What are the economic advantages and disadvantages of mining booms? Are the benefits of mining being distributed equitably? How much employment does it generate, and is this employment sustainable? Are mining companies faced with too much red tape? What are the impacts of Fly-In Fly-Out practices on rural communities and on workers? What is the impact of mining on Aboriginal communities?
What are the ethics of allowing mining on public lands, such as nature reserves and state forests? What ethical dilemmas arise over corporate and government access to private land? Do communities have adequate control over disputed practices such as coal seam gas extraction? What are the various dimensions and elements of the conflicts between communities, mining companies and governments? Can they be resolved or transformed, and if so, how? What is the role of protest and nonviolence (including use of the arts and new social media) in ensuring sustainability and equity? What new social movements are forming around mining issues?
What mining is essential? What alternatives to mining exist, such as through reductions in consumption, better energy efficiency, development of renewable energy? Where should public funding be directed?

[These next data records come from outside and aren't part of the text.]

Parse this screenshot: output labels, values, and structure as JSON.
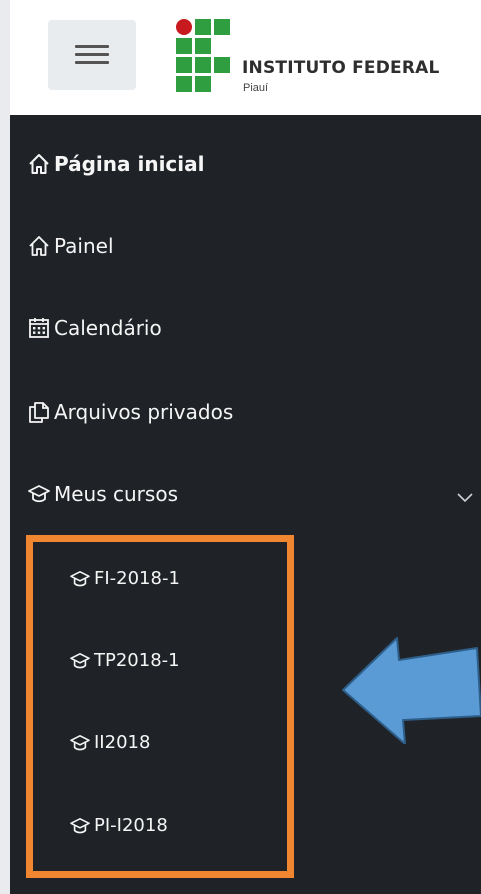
{
  "header": {
    "menu_toggle": "hamburger-icon",
    "logo": {
      "name": "INSTITUTO FEDERAL",
      "campus": "Piauí"
    }
  },
  "nav": {
    "items": [
      {
        "label": "Página inicial",
        "icon": "home-icon",
        "bold": true
      },
      {
        "label": "Painel",
        "icon": "home-icon"
      },
      {
        "label": "Calendário",
        "icon": "calendar-icon"
      },
      {
        "label": "Arquivos privados",
        "icon": "files-icon"
      },
      {
        "label": "Meus cursos",
        "icon": "graduation-cap-icon",
        "expandable": true
      }
    ],
    "courses": [
      {
        "label": "FI-2018-1",
        "icon": "graduation-cap-icon"
      },
      {
        "label": "TP2018-1",
        "icon": "graduation-cap-icon"
      },
      {
        "label": "II2018",
        "icon": "graduation-cap-icon"
      },
      {
        "label": "PI-I2018",
        "icon": "graduation-cap-icon"
      }
    ]
  },
  "annotation": {
    "highlight_color": "#f0862f",
    "arrow_color": "#5b9bd5"
  },
  "colors": {
    "drawer_bg": "#1f2327",
    "header_bg": "#ffffff",
    "logo_green": "#2f9e41",
    "logo_red": "#c8191e"
  }
}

This conference aims to be both of a high academic standard and widely-accessible to the general public. In contrast with the expensive nature of many industry and, to a lesser extent, academic conferences, and to resuscitate the notion of universities as places for universal learning as a public good (rather than competitive, corporatised businesses), this conference has a minimal registration fee. Self-sufficiency with regards to accommodation and transport is expected.
General enquiries may be directed to: